Photo: Terrones Lab/Penn State
A device to quickly capture and identify various strains of virus has been developed, according to researchers at Penn State and New York University.
Currently, virologists estimate that 1.67 million unknown viruses are in animals, a number of which can be transmitted to humans. Known viruses, such as H5N1, Zika and Ebola have caused widespread illness and death. The World Health Organization states that early detection can halt virus spread by enabling rapid deployment of countermeasures.
"We have developed a fast and inexpensive handheld device that can capture viruses based on size," said Mauricio Terrones, distinguished professor of physics, chemistry, and materials science and engineering at Penn State. "Our device uses arrays of nanotubes engineered to be comparable in size to a wide range of viruses. We then use Raman spectroscopy to identify the viruses based on their individual vibration."
This device, called a VIRRION, has a wide range of possible uses. For farmers, for example, early detection of a virus in the field can save an entire crop. Early detection of a virus in livestock can save a herd from illness. Humans also will benefit by the detection of viruses in minutes rather than in days with current methods.

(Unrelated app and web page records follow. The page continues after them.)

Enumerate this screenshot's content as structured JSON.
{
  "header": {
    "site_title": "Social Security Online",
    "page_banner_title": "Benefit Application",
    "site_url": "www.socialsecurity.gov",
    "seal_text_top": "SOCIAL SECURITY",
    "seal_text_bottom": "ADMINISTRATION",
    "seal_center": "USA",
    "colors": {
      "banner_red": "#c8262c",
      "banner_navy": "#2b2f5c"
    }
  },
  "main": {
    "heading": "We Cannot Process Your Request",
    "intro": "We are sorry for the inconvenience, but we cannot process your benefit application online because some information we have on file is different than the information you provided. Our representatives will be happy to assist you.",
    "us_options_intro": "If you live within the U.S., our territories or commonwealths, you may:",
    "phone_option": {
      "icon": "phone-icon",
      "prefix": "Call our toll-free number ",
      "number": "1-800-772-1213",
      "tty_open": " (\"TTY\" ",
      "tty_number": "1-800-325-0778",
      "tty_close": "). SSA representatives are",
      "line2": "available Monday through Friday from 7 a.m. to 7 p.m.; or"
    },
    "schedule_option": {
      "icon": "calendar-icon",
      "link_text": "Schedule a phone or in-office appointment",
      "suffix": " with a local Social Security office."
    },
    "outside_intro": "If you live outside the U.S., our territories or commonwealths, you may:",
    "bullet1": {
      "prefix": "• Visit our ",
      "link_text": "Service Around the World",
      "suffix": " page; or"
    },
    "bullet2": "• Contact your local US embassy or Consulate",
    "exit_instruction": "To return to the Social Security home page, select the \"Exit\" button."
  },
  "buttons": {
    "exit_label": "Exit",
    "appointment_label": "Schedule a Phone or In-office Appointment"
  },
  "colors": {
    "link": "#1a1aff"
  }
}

Because of its size and low cost, such a device would be useful in every doctor's office as well as in remote locations when disease outbreaks occur.
"Most current techniques require large and expensive pieces of equipment," Terrones said. "The VIRRION is a few centimeters across. We add gold nanoparticles to enhance the Raman signal so that we are able to detect the virus molecule in very low concentrations. We then use machine learning techniques to create a library of virus types."

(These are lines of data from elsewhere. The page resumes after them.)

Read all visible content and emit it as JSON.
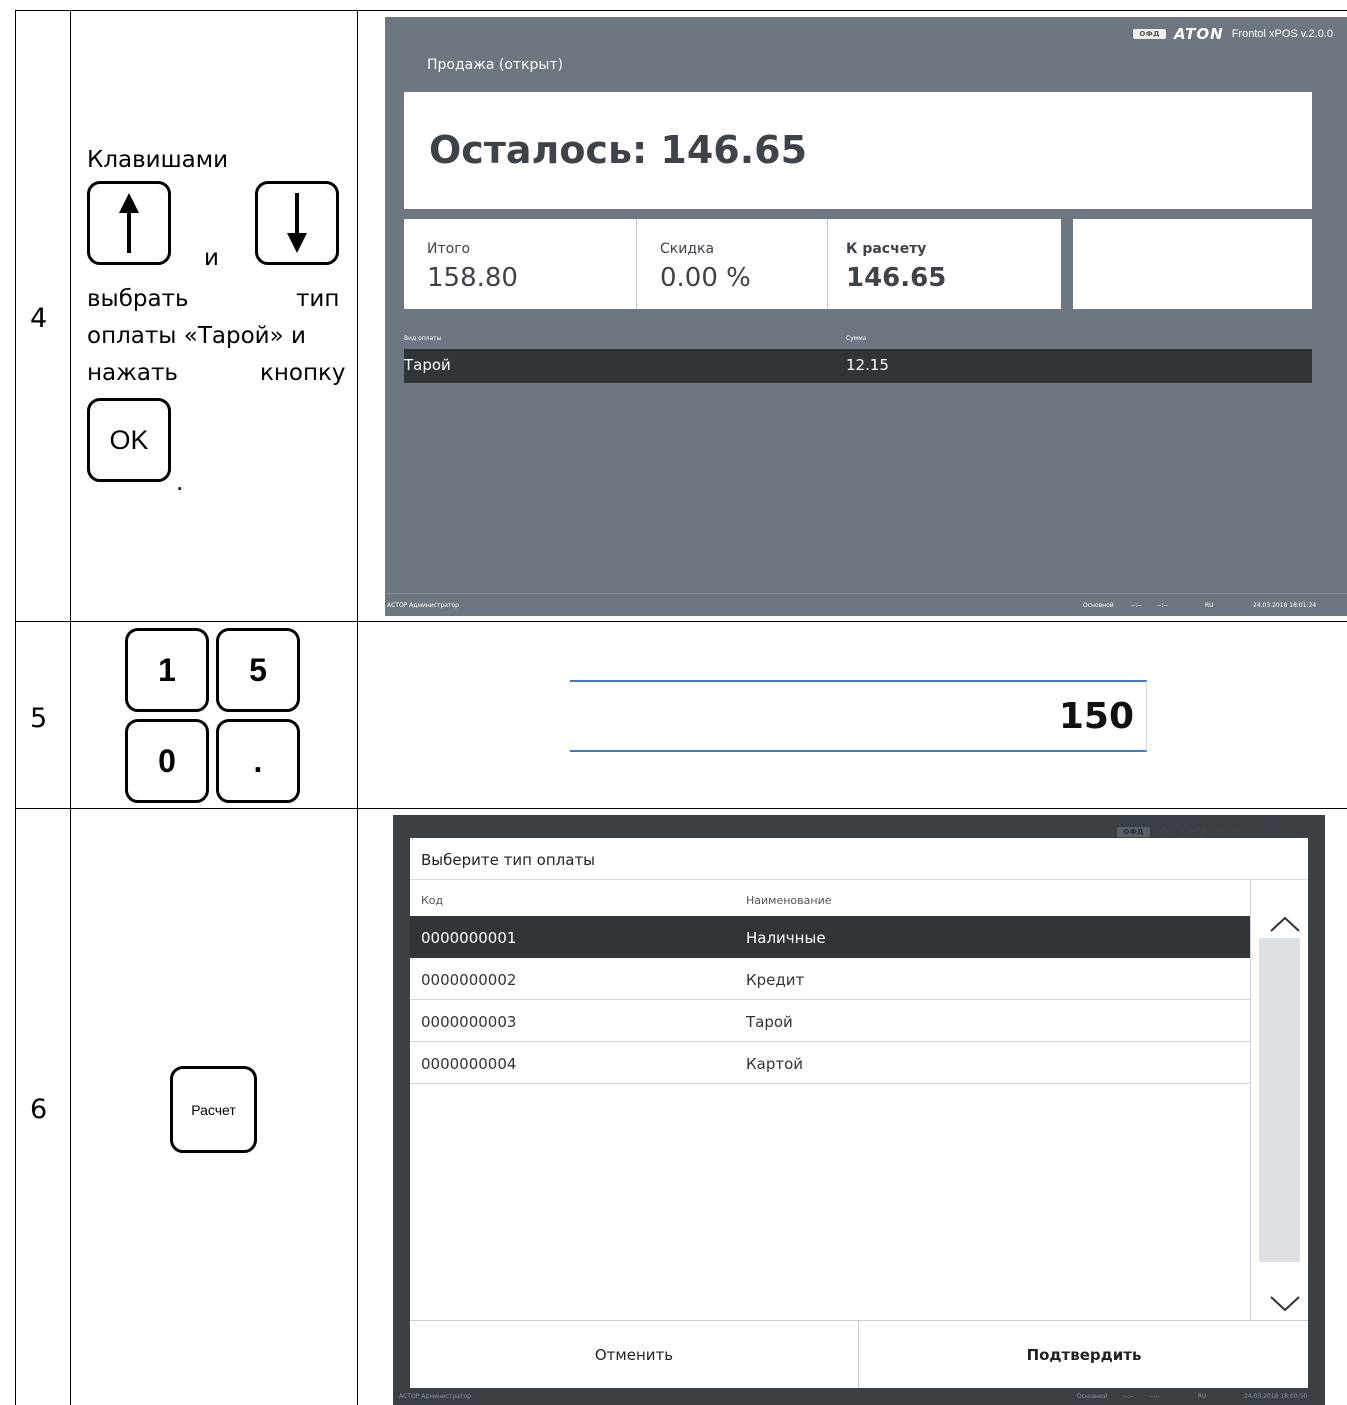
{
  "rows": [
    {
      "step": "4",
      "instruction": {
        "line1": "Клавишами",
        "and_word": "и",
        "line3_left": "выбрать",
        "line3_right": "тип",
        "line4": "оплаты «Тарой» и",
        "line5_left": "нажать",
        "line5_right": "кнопку",
        "ok_key": "OK",
        "period": "."
      },
      "keys": [
        "arrow-up-icon",
        "arrow-down-icon"
      ],
      "screen": {
        "brand": {
          "ofd_badge": "ОФД",
          "logo": "ATON",
          "version": "Frontol xPOS v.2.0.0"
        },
        "title": "Продажа (открыт)",
        "remaining": "Осталось: 146.65",
        "totals": [
          {
            "label": "Итого",
            "value": "158.80"
          },
          {
            "label": "Скидка",
            "value": "0.00 %"
          },
          {
            "label": "К расчету",
            "value": "146.65"
          }
        ],
        "payments_header": {
          "type": "Вид оплаты",
          "sum": "Сумма"
        },
        "payments": [
          {
            "type": "Тарой",
            "sum": "12.15"
          }
        ],
        "status": {
          "user": "АСТОР  Администратор",
          "mode": "Основной",
          "t1": "--:--",
          "t2": "--:--",
          "lang": "RU",
          "datetime": "24.03.2018 18:01:24"
        }
      }
    },
    {
      "step": "5",
      "keys": [
        "1",
        "5",
        "0",
        "."
      ],
      "amount": "150"
    },
    {
      "step": "6",
      "key_label": "Расчет",
      "screen": {
        "brand": {
          "ofd_badge": "ОФД",
          "logo": "ATON",
          "version": "Frontol xPOS v.2.0.0"
        },
        "dialog_title": "Выберите тип оплаты",
        "columns": {
          "code": "Код",
          "name": "Наименование"
        },
        "items": [
          {
            "code": "0000000001",
            "name": "Наличные"
          },
          {
            "code": "0000000002",
            "name": "Кредит"
          },
          {
            "code": "0000000003",
            "name": "Тарой"
          },
          {
            "code": "0000000004",
            "name": "Картой"
          }
        ],
        "selected_index": 0,
        "cancel_label": "Отменить",
        "confirm_label": "Подтвердить",
        "status": {
          "user": "АСТОР  Администратор",
          "mode": "Основной",
          "t1": "--:--",
          "t2": "--:--",
          "lang": "RU",
          "datetime": "24.03.2018 18:00:50"
        }
      }
    }
  ],
  "colors": {
    "screen_bg": "#6e7781",
    "dark_row": "#30353a",
    "accent_blue": "#3d7bd2",
    "text_dark": "#3e4349"
  }
}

According to Professor Elodie Ghedin, a virologist at NYU, "The VIRRION enables the rapid enrichment of virus particles from any type of sample—environmental or clinical—which jump-starts viral characterization. This has applications in virus emergence, virus discovery and in diagnosis. Eventually, we hope to use this device for the capture and sequencing of single virions, giving us a much better handle on the evolution of the virus in real-time."
Added lead author Ying-Ting Yeh, an assistant research professor in the Terrones group, "We synthesized a gradient of aligned carbon nanotube forest arrays to capture different viruses according to their size and detect them in-situ using Raman spectroscopy. We designed and assembled a portable platform that enriches virus particles from several milliliters of clinical samples in a couple of minutes."